  • Advise on referral to surgery where indicated, e.g. large macroprolactinoma (>1cm) causing rapid visual disturbance
  • Advise on referral to specialist clinics, e.g. Turner`s clinics, infertility

     

 

C u S h i n g ’ s    s y n d r o m e

Overview:

  • Cushing`s disease (pituitary)
  • Other causes of Cushing`s syndrome - iatrogenic (steriod inhalers and creams), adrenal adenoma, ectopic ACTH secretion
Investigations:
  • 24hr urine cortisol
  • A random cortisol is not useful
Treatment in primary care:
  • Discontinue steroid inhalers, creams were possible
  • Reassess
  • Referral to an endocrinology specialist
When to refer:
  • All patients suspected to have Cushing`s disease should be referred to an endocrinology specialist
What will an endocrinology specialist do:
  • Low dose Dexamethasone suppression
  • Possibly high dose Dexamethasone suppression test
  • Possibly a midnight serum cortisol
  • MRI or CT or pituitary or adrenal glands
  • Treat medically with Ketokonazole +/- Metyrapone
  • Refer for surgery as indicated

     

  

a c r o m e g a l y

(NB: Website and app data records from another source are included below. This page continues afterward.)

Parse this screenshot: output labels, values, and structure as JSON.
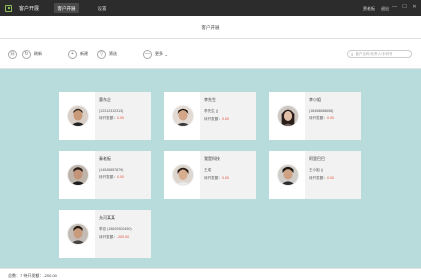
{
  "app": {
    "title": "客户开展",
    "user": "贾老板",
    "logout": "退出"
  },
  "nav": {
    "tabs": [
      {
        "label": "客户开展"
      },
      {
        "label": "设置"
      }
    ]
  },
  "window": {
    "minimize": "—",
    "maximize": "☐",
    "close": "✕"
  },
  "page": {
    "title": "客户开展"
  },
  "toolbar": {
    "refresh_label": "刷新",
    "new_label": "新建",
    "filter_label": "筛选",
    "more_label": "更多",
    "search_placeholder": "客户名称/负责人/手机号"
  },
  "cards": [
    {
      "name": "惠东企",
      "contact": "(12312312313)",
      "amount_label": "待开发额：",
      "amount": "0.00"
    },
    {
      "name": "李先生",
      "contact": "李先生 ()",
      "amount_label": "待开发额：",
      "amount": "0.00"
    },
    {
      "name": "李小姐",
      "contact": "(18458658658)",
      "amount_label": "待开发额：",
      "amount": "0.00"
    },
    {
      "name": "秦老板",
      "contact": "(14545657879)",
      "amount_label": "待开发额：",
      "amount": "0.00"
    },
    {
      "name": "我是科技",
      "contact": "王成",
      "amount_label": "待开发额：",
      "amount": "0.00"
    },
    {
      "name": "阿里巴巴",
      "contact": "王小姐 ()",
      "amount_label": "待开发额：",
      "amount": "0.00"
    },
    {
      "name": "允河某某",
      "contact": "李总 (18629302450)",
      "amount_label": "待开发额：",
      "amount": "-200.00"
    }
  ],
  "footer": {
    "text": "总数：7    待开发额：-200.00"
  },
  "colors": {
    "topbar": "#2c2c2c",
    "background": "#b7dcdb",
    "amount": "#e0523a",
    "logo": "#8fbf5a"
  }
}
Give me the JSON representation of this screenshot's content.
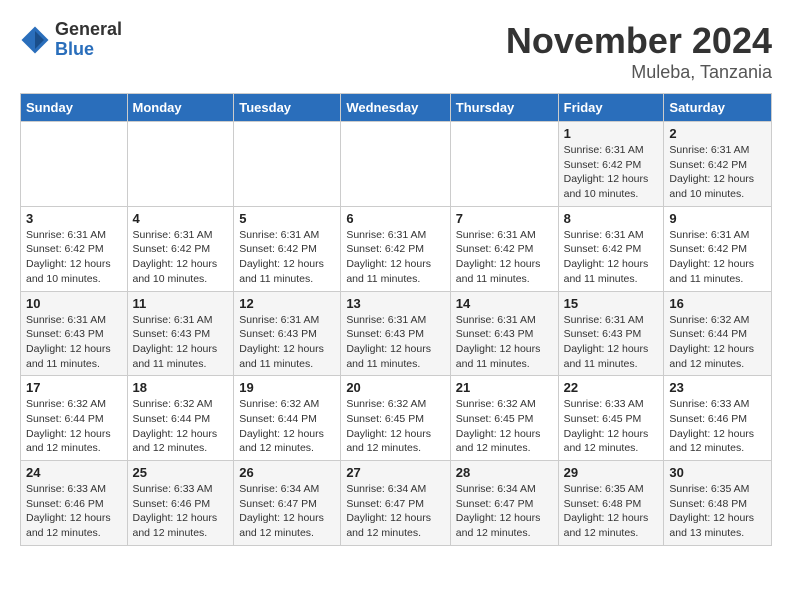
{
  "logo": {
    "general": "General",
    "blue": "Blue"
  },
  "title": {
    "month": "November 2024",
    "location": "Muleba, Tanzania"
  },
  "weekdays": [
    "Sunday",
    "Monday",
    "Tuesday",
    "Wednesday",
    "Thursday",
    "Friday",
    "Saturday"
  ],
  "weeks": [
    [
      {
        "day": "",
        "info": ""
      },
      {
        "day": "",
        "info": ""
      },
      {
        "day": "",
        "info": ""
      },
      {
        "day": "",
        "info": ""
      },
      {
        "day": "",
        "info": ""
      },
      {
        "day": "1",
        "info": "Sunrise: 6:31 AM\nSunset: 6:42 PM\nDaylight: 12 hours\nand 10 minutes."
      },
      {
        "day": "2",
        "info": "Sunrise: 6:31 AM\nSunset: 6:42 PM\nDaylight: 12 hours\nand 10 minutes."
      }
    ],
    [
      {
        "day": "3",
        "info": "Sunrise: 6:31 AM\nSunset: 6:42 PM\nDaylight: 12 hours\nand 10 minutes."
      },
      {
        "day": "4",
        "info": "Sunrise: 6:31 AM\nSunset: 6:42 PM\nDaylight: 12 hours\nand 10 minutes."
      },
      {
        "day": "5",
        "info": "Sunrise: 6:31 AM\nSunset: 6:42 PM\nDaylight: 12 hours\nand 11 minutes."
      },
      {
        "day": "6",
        "info": "Sunrise: 6:31 AM\nSunset: 6:42 PM\nDaylight: 12 hours\nand 11 minutes."
      },
      {
        "day": "7",
        "info": "Sunrise: 6:31 AM\nSunset: 6:42 PM\nDaylight: 12 hours\nand 11 minutes."
      },
      {
        "day": "8",
        "info": "Sunrise: 6:31 AM\nSunset: 6:42 PM\nDaylight: 12 hours\nand 11 minutes."
      },
      {
        "day": "9",
        "info": "Sunrise: 6:31 AM\nSunset: 6:42 PM\nDaylight: 12 hours\nand 11 minutes."
      }
    ],
    [
      {
        "day": "10",
        "info": "Sunrise: 6:31 AM\nSunset: 6:43 PM\nDaylight: 12 hours\nand 11 minutes."
      },
      {
        "day": "11",
        "info": "Sunrise: 6:31 AM\nSunset: 6:43 PM\nDaylight: 12 hours\nand 11 minutes."
      },
      {
        "day": "12",
        "info": "Sunrise: 6:31 AM\nSunset: 6:43 PM\nDaylight: 12 hours\nand 11 minutes."
      },
      {
        "day": "13",
        "info": "Sunrise: 6:31 AM\nSunset: 6:43 PM\nDaylight: 12 hours\nand 11 minutes."
      },
      {
        "day": "14",
        "info": "Sunrise: 6:31 AM\nSunset: 6:43 PM\nDaylight: 12 hours\nand 11 minutes."
      },
      {
        "day": "15",
        "info": "Sunrise: 6:31 AM\nSunset: 6:43 PM\nDaylight: 12 hours\nand 11 minutes."
      },
      {
        "day": "16",
        "info": "Sunrise: 6:32 AM\nSunset: 6:44 PM\nDaylight: 12 hours\nand 12 minutes."
      }
    ],
    [
      {
        "day": "17",
        "info": "Sunrise: 6:32 AM\nSunset: 6:44 PM\nDaylight: 12 hours\nand 12 minutes."
      },
      {
        "day": "18",
        "info": "Sunrise: 6:32 AM\nSunset: 6:44 PM\nDaylight: 12 hours\nand 12 minutes."
      },
      {
        "day": "19",
        "info": "Sunrise: 6:32 AM\nSunset: 6:44 PM\nDaylight: 12 hours\nand 12 minutes."
      },
      {
        "day": "20",
        "info": "Sunrise: 6:32 AM\nSunset: 6:45 PM\nDaylight: 12 hours\nand 12 minutes."
      },
      {
        "day": "21",
        "info": "Sunrise: 6:32 AM\nSunset: 6:45 PM\nDaylight: 12 hours\nand 12 minutes."
      },
      {
        "day": "22",
        "info": "Sunrise: 6:33 AM\nSunset: 6:45 PM\nDaylight: 12 hours\nand 12 minutes."
      },
      {
        "day": "23",
        "info": "Sunrise: 6:33 AM\nSunset: 6:46 PM\nDaylight: 12 hours\nand 12 minutes."
      }
    ],
    [
      {
        "day": "24",
        "info": "Sunrise: 6:33 AM\nSunset: 6:46 PM\nDaylight: 12 hours\nand 12 minutes."
      },
      {
        "day": "25",
        "info": "Sunrise: 6:33 AM\nSunset: 6:46 PM\nDaylight: 12 hours\nand 12 minutes."
      },
      {
        "day": "26",
        "info": "Sunrise: 6:34 AM\nSunset: 6:47 PM\nDaylight: 12 hours\nand 12 minutes."
      },
      {
        "day": "27",
        "info": "Sunrise: 6:34 AM\nSunset: 6:47 PM\nDaylight: 12 hours\nand 12 minutes."
      },
      {
        "day": "28",
        "info": "Sunrise: 6:34 AM\nSunset: 6:47 PM\nDaylight: 12 hours\nand 12 minutes."
      },
      {
        "day": "29",
        "info": "Sunrise: 6:35 AM\nSunset: 6:48 PM\nDaylight: 12 hours\nand 12 minutes."
      },
      {
        "day": "30",
        "info": "Sunrise: 6:35 AM\nSunset: 6:48 PM\nDaylight: 12 hours\nand 13 minutes."
      }
    ]
  ]
}
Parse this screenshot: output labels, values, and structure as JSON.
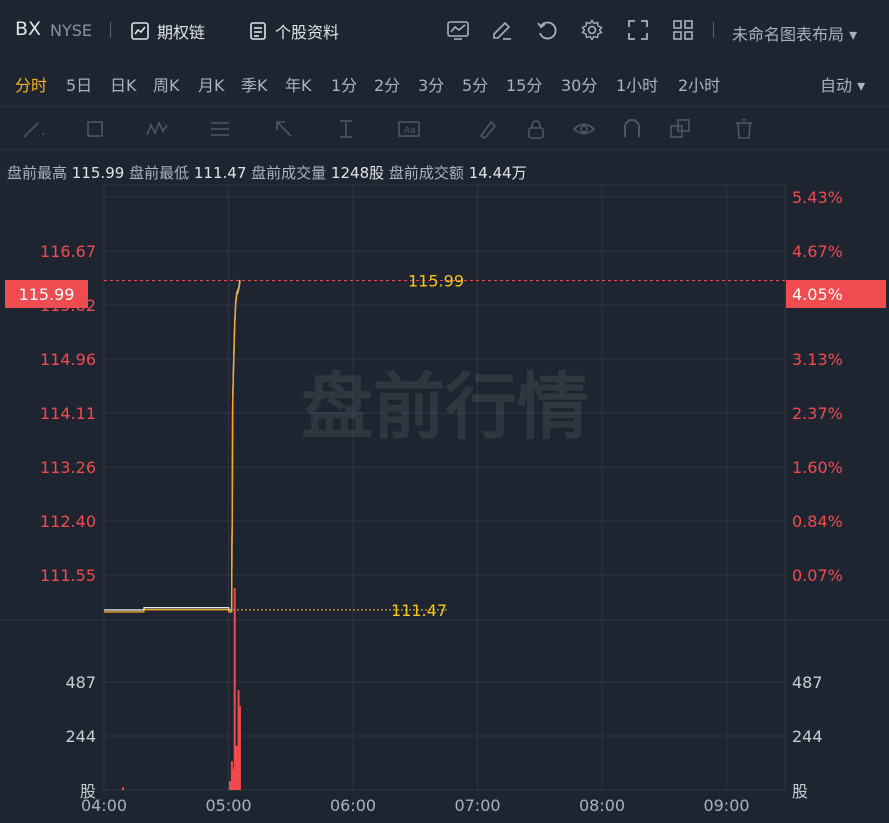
{
  "header": {
    "ticker": "BX",
    "exchange": "NYSE",
    "options_chain": "期权链",
    "stock_profile": "个股资料",
    "layout_name": "未命名图表布局"
  },
  "periods": [
    "分时",
    "5日",
    "日K",
    "周K",
    "月K",
    "季K",
    "年K",
    "1分",
    "2分",
    "3分",
    "5分",
    "15分",
    "30分",
    "1小时",
    "2小时"
  ],
  "active_period": "分时",
  "auto_label": "自动",
  "premarket": {
    "high_label": "盘前最高",
    "high": "115.99",
    "low_label": "盘前最低",
    "low": "111.47",
    "volume_label": "盘前成交量",
    "volume": "1248股",
    "amount_label": "盘前成交额",
    "amount": "14.44万"
  },
  "watermark": "盘前行情",
  "colors": {
    "up": "#f04b4e",
    "price_line": "#f5a623",
    "avg_line": "#e6e6e6",
    "label_yellow": "#f5c518",
    "grid": "#2d3541"
  },
  "chart_data": {
    "type": "line",
    "x_ticks": [
      "04:00",
      "05:00",
      "06:00",
      "07:00",
      "08:00",
      "09:00"
    ],
    "y_left_ticks": [
      "116.67",
      "115.82",
      "114.96",
      "114.11",
      "113.26",
      "112.40",
      "111.55"
    ],
    "y_right_ticks": [
      "5.43%",
      "4.67%",
      "3.13%",
      "2.37%",
      "1.60%",
      "0.84%",
      "0.07%"
    ],
    "current_price": "115.99",
    "current_pct": "4.05%",
    "high_label": "115.99",
    "low_label": "111.47",
    "ylim": [
      111.4,
      117.3
    ],
    "xlim": [
      0,
      330
    ],
    "price_series": [
      [
        0,
        111.47
      ],
      [
        115,
        111.47
      ],
      [
        116,
        111.5
      ],
      [
        360,
        111.5
      ],
      [
        361,
        111.47
      ],
      [
        369,
        111.47
      ],
      [
        370,
        112.4
      ],
      [
        371,
        112.8
      ],
      [
        372,
        114.3
      ],
      [
        375,
        114.9
      ],
      [
        378,
        115.4
      ],
      [
        381,
        115.7
      ],
      [
        384,
        115.82
      ],
      [
        387,
        115.85
      ],
      [
        390,
        115.9
      ],
      [
        393,
        115.99
      ],
      [
        394,
        115.99
      ]
    ],
    "price_series_note": "",
    "volume": {
      "y_ticks": [
        "487",
        "244"
      ],
      "unit": "股",
      "bars": [
        [
          55,
          12
        ],
        [
          364,
          40
        ],
        [
          366,
          25
        ],
        [
          370,
          130
        ],
        [
          372,
          70
        ],
        [
          375,
          95
        ],
        [
          378,
          910
        ],
        [
          380,
          60
        ],
        [
          383,
          200
        ],
        [
          386,
          120
        ],
        [
          389,
          450
        ],
        [
          391,
          80
        ],
        [
          393,
          380
        ]
      ]
    }
  }
}
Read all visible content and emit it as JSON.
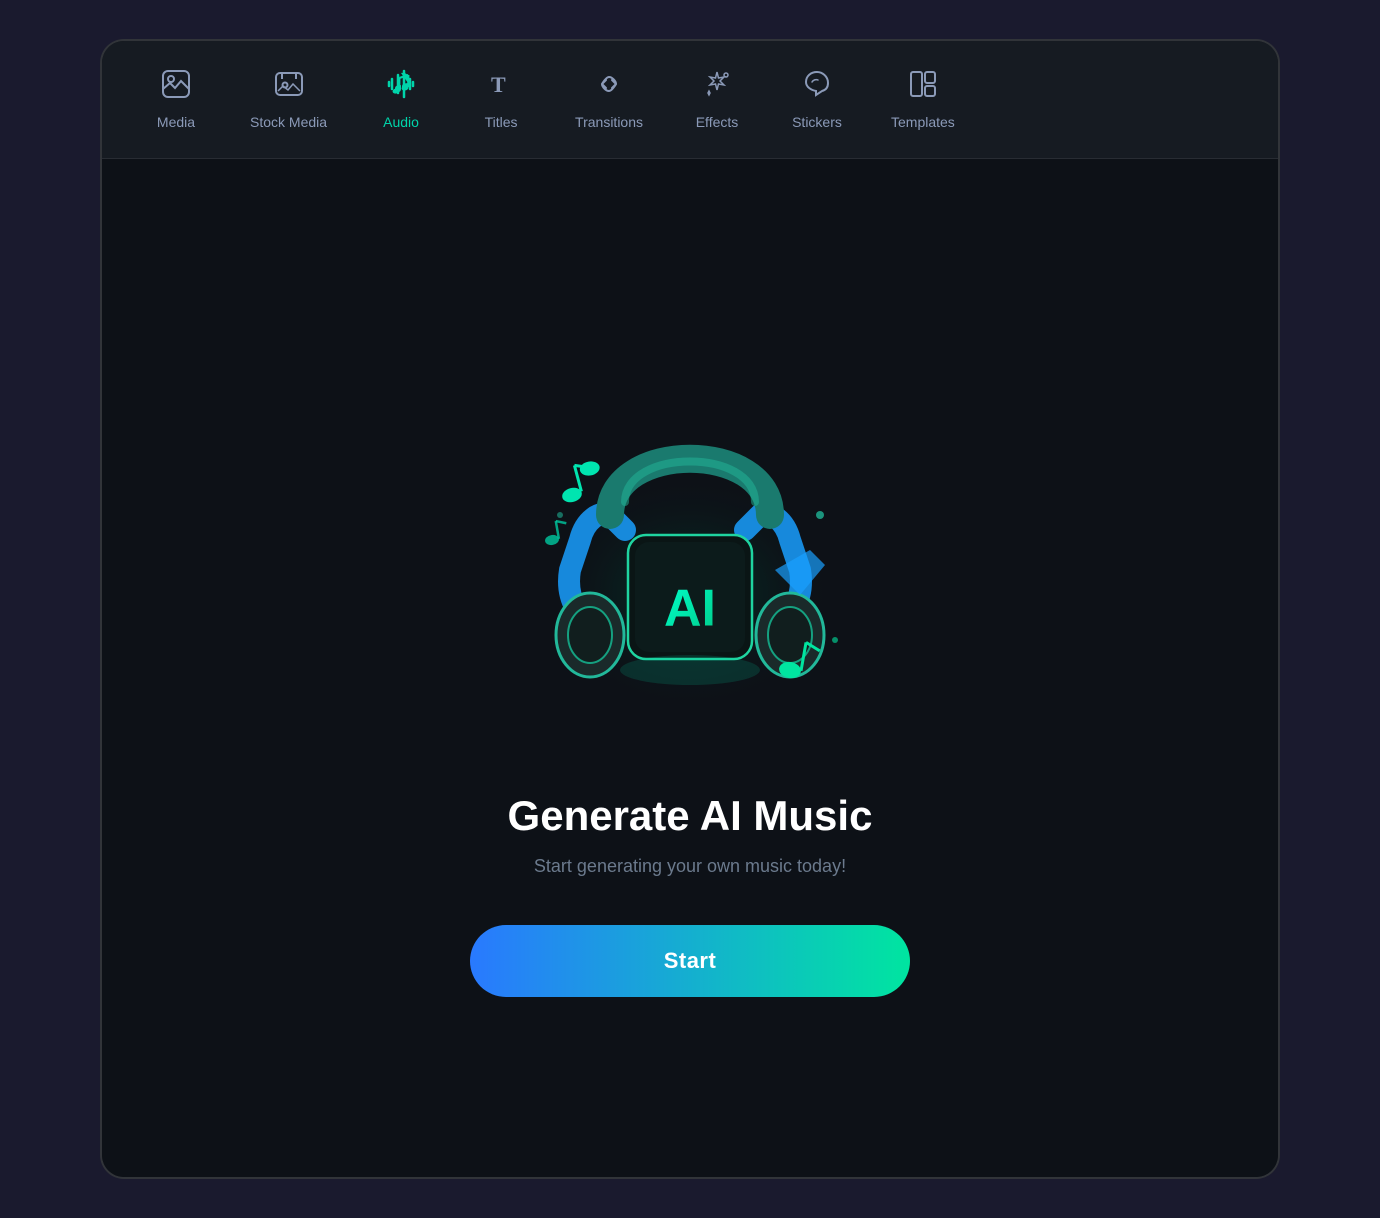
{
  "app": {
    "background": "#0d1117",
    "border_color": "rgba(255,255,255,0.15)"
  },
  "toolbar": {
    "items": [
      {
        "id": "media",
        "label": "Media",
        "icon": "media",
        "active": false
      },
      {
        "id": "stock-media",
        "label": "Stock Media",
        "icon": "stock-media",
        "active": false
      },
      {
        "id": "audio",
        "label": "Audio",
        "icon": "audio",
        "active": true
      },
      {
        "id": "titles",
        "label": "Titles",
        "icon": "titles",
        "active": false
      },
      {
        "id": "transitions",
        "label": "Transitions",
        "icon": "transitions",
        "active": false
      },
      {
        "id": "effects",
        "label": "Effects",
        "icon": "effects",
        "active": false
      },
      {
        "id": "stickers",
        "label": "Stickers",
        "icon": "stickers",
        "active": false
      },
      {
        "id": "templates",
        "label": "Templates",
        "icon": "templates",
        "active": false
      }
    ]
  },
  "main": {
    "title": "Generate AI Music",
    "subtitle": "Start generating your own music today!",
    "start_button_label": "Start"
  },
  "colors": {
    "active": "#00d4aa",
    "inactive_icon": "#8b9ab8",
    "inactive_label": "#8b9ab8",
    "subtitle": "#6b7a8d",
    "button_gradient_start": "#2979ff",
    "button_gradient_end": "#00e5a0"
  }
}
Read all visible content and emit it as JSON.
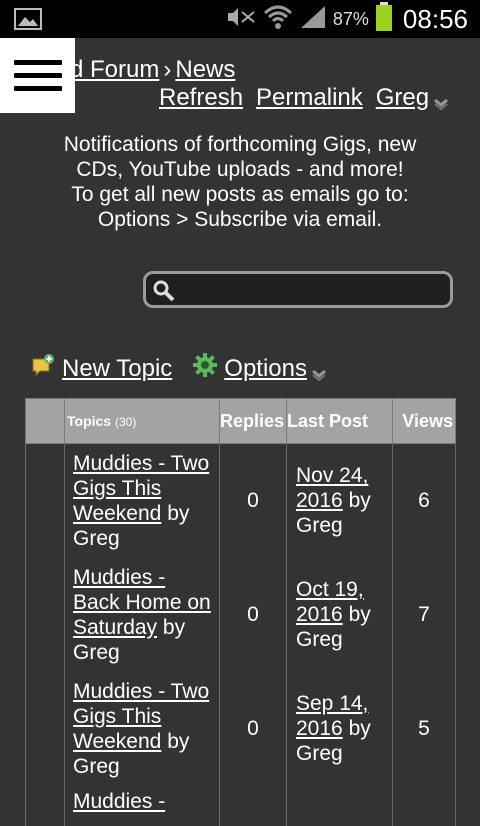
{
  "status_bar": {
    "battery_pct": "87%",
    "time": "08:56",
    "icons": [
      "image-icon",
      "mute-icon",
      "wifi-icon",
      "signal-icon",
      "battery-icon"
    ]
  },
  "breadcrumb": {
    "forum": "d Forum",
    "separator": "›",
    "current": "News"
  },
  "top_links": {
    "refresh": "Refresh",
    "permalink": "Permalink",
    "user": "Greg"
  },
  "notice": {
    "line1": "Notifications of forthcoming Gigs, new",
    "line2": "CDs, YouTube uploads - and more!",
    "line3": "To get all new posts as emails go to:",
    "line4": "Options > Subscribe via email."
  },
  "search": {
    "value": "",
    "placeholder": ""
  },
  "actions": {
    "new_topic": "New Topic",
    "options": "Options"
  },
  "table": {
    "headers": {
      "topics": "Topics",
      "topics_count": "(30)",
      "replies": "Replies",
      "last_post": "Last Post",
      "views": "Views"
    },
    "rows": [
      {
        "title": "Muddies - Two Gigs This Weekend",
        "by": "by",
        "author": "Greg",
        "replies": "0",
        "last_date": "Nov 24, 2016",
        "last_by": "by",
        "last_author": "Greg",
        "views": "6"
      },
      {
        "title": "Muddies - Back Home on Saturday",
        "by": "by",
        "author": "Greg",
        "replies": "0",
        "last_date": "Oct 19, 2016",
        "last_by": "by",
        "last_author": "Greg",
        "views": "7"
      },
      {
        "title": "Muddies - Two Gigs This Weekend",
        "by": "by",
        "author": "Greg",
        "replies": "0",
        "last_date": "Sep 14, 2016",
        "last_by": "by",
        "last_author": "Greg",
        "views": "5"
      },
      {
        "title": "Muddies -",
        "by": "",
        "author": "",
        "replies": "",
        "last_date": "",
        "last_by": "",
        "last_author": "",
        "views": ""
      }
    ]
  },
  "colors": {
    "background": "#333333",
    "header_bg": "#a3a3a3",
    "battery": "#9bd41f"
  }
}
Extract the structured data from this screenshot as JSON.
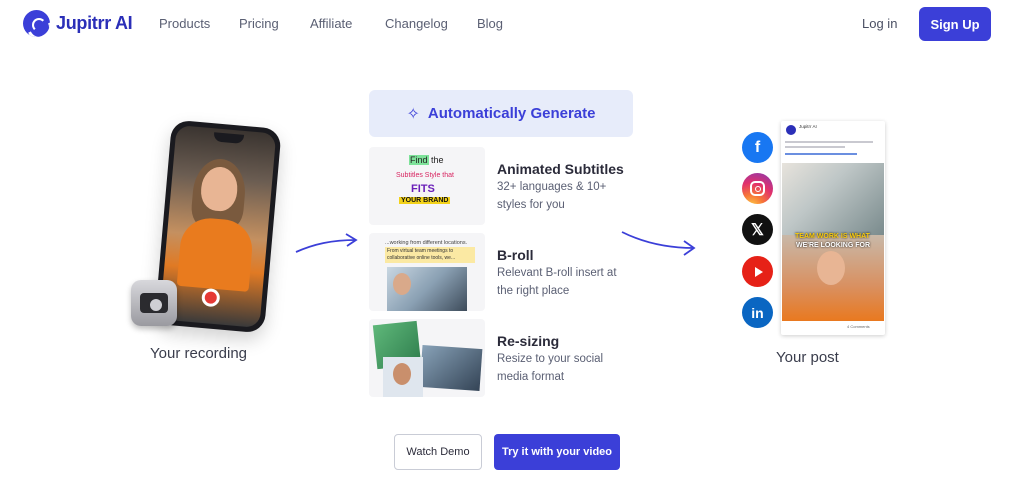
{
  "brand": {
    "name": "Jupitrr AI",
    "accent": "#3b3fd8"
  },
  "nav": {
    "links": [
      "Products",
      "Pricing",
      "Affiliate",
      "Changelog",
      "Blog"
    ],
    "login": "Log in",
    "signup": "Sign Up"
  },
  "left": {
    "caption": "Your recording"
  },
  "center": {
    "generate_label": "Automatically Generate",
    "features": [
      {
        "title": "Animated Subtitles",
        "description": "32+ languages & 10+ styles for you",
        "thumb_lines": [
          "Find",
          "the",
          "Subtitles Style that",
          "FITS",
          "YOUR BRAND"
        ]
      },
      {
        "title": "B-roll",
        "description": "Relevant B-roll insert at the right place",
        "thumb_lines": [
          "...working from different locations.",
          "From virtual team meetings to collaborative online tools, we..."
        ]
      },
      {
        "title": "Re-sizing",
        "description": "Resize to your social media format"
      }
    ]
  },
  "right": {
    "socials": [
      "facebook-icon",
      "instagram-icon",
      "x-icon",
      "youtube-icon",
      "linkedin-icon"
    ],
    "post": {
      "author": "Jupitrr AI",
      "caption_line1": "TEAM WORK IS WHAT",
      "caption_line2": "WE'RE LOOKING FOR",
      "comments": "4 Comments"
    },
    "caption": "Your post"
  },
  "cta": {
    "watch_demo": "Watch Demo",
    "try": "Try it with your video"
  }
}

Overview:

  • Usually pituitary GH secreting tumour
  • Rarely ectopic GH or GHRH secreting tumour
Investigations:
  • IGF-1 (raised in acromegaly)
  • A random GH is not useful
Treatment in primary care:
  • No treatment in primary care is required
When to refer:
  • Patients with suspected acromegaly should all be referred to an endocrinology specialist
What will an endocrinology specialist do:
  • Oral glucose tolerance test with glucose and GH measurements
  • Possibly a TRH test
  • Pituitary MRI scan
  • Advise on referral for neurosurgery

     

 

a D R E N A L    A D E N O M A    ( I N C I D E N T A L O M A )

Overview:

  • 4% prevalence
  • Mostly non-secretory
  • Mostly benign
Investigations:
  • UEs
Treatment in primary care:
  • No treatment in primary care is required
When to refer:
  • All adrenal incidentalomas should all be referred to an endocrinology specialist
What will an endocrinology specialist do:
  • 24hr urine cortisol or low dose Dexamethasone suppression test
  • Aldosterone to renin ration
  • Serum testosterone
  • If non-secretory and <5cm diameter, usually observed
  • If non-secretory and >5cm diameter, usually surgery advised
  • If secretory then surgery is usually advised

     

p r e s e n t a t i o n    H A N D O U T s    f o r    d o w n l o a d

Please click on the links below to download handouts for presentations that Dr Qureshi has given.

E N D O C R I N O L O G Y

Presentation

Year
   
Thyroid function in primary care 2010
   
Calcium, vitamin D and hyperparathyroidism 2010
   
Hirsutism 2009
   
PCOS 2005
   
Thyroid function in the elderly 2002
   
 


 

D I A B E T E S

Presentation

Year
   
New Perspectives in Type 2 Diabetes 2009
   
DPPIV inhibtors; NICE and type 2 diabetes 2009
   
Diabetes; seamless management of patients and achieving targets 2009
   
New therapies in diabetes 2009
   
QoF targets, NICE and Diabetes 2009
   
Diabetes and 2009 QOF targets 2009
 
Radical Diabetes and Working to the New QOF 2009
 
DPPIV inhibitors 2008
   
Glycaemic control update 2008
 
Acute Complications in Diabetes 2008
   
Designer insulins 2005
   
 


 

O B E S I T Y

Presentation

Year
   
Obesity_2 2006
   
Obesity_1 2005
   
 

 

   

 
     
 

 
www.000webhost.com